Records supplied:
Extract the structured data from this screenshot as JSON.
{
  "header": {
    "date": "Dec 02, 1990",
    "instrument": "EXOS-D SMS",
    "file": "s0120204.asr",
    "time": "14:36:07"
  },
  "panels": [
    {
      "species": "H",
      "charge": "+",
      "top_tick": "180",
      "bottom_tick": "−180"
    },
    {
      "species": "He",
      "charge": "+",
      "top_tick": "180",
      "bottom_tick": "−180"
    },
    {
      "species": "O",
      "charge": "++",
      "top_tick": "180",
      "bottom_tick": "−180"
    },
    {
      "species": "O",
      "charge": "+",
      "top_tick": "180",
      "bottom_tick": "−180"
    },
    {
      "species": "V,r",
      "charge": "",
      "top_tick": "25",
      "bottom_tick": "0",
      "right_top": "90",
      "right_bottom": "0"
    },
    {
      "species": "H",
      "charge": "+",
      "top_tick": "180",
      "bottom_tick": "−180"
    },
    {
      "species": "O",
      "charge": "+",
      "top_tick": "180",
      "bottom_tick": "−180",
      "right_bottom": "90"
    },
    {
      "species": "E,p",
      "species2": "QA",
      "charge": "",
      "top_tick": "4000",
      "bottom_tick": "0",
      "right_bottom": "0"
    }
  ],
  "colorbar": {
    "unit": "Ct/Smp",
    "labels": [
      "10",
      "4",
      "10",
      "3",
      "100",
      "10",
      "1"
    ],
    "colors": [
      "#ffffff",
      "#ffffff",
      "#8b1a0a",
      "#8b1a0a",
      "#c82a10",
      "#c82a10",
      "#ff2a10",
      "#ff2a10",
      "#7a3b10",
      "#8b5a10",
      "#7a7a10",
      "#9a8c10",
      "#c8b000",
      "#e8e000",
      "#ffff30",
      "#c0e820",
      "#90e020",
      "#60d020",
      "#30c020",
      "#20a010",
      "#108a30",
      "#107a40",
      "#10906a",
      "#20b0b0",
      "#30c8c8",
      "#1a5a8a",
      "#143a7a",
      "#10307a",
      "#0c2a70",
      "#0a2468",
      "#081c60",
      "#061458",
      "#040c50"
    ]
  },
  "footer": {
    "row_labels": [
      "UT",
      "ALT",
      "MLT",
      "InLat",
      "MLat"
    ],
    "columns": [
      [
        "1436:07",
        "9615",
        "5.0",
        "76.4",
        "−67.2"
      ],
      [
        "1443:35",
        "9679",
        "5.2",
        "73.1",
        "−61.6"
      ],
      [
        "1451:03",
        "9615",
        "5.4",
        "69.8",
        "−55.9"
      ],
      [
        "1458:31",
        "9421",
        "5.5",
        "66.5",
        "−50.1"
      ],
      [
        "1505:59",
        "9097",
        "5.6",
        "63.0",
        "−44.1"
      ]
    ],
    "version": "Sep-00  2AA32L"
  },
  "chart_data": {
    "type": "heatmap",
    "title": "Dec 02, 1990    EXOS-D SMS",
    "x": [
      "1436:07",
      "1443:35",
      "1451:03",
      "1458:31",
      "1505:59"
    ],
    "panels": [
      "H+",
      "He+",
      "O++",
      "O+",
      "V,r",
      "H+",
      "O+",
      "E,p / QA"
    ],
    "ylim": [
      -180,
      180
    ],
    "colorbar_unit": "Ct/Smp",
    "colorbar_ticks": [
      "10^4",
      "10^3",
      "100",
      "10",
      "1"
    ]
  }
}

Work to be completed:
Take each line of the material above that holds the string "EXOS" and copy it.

Expected answer:
    "instrument": "EXOS-D SMS",
    "title": "Dec 02, 1990    EXOS-D SMS",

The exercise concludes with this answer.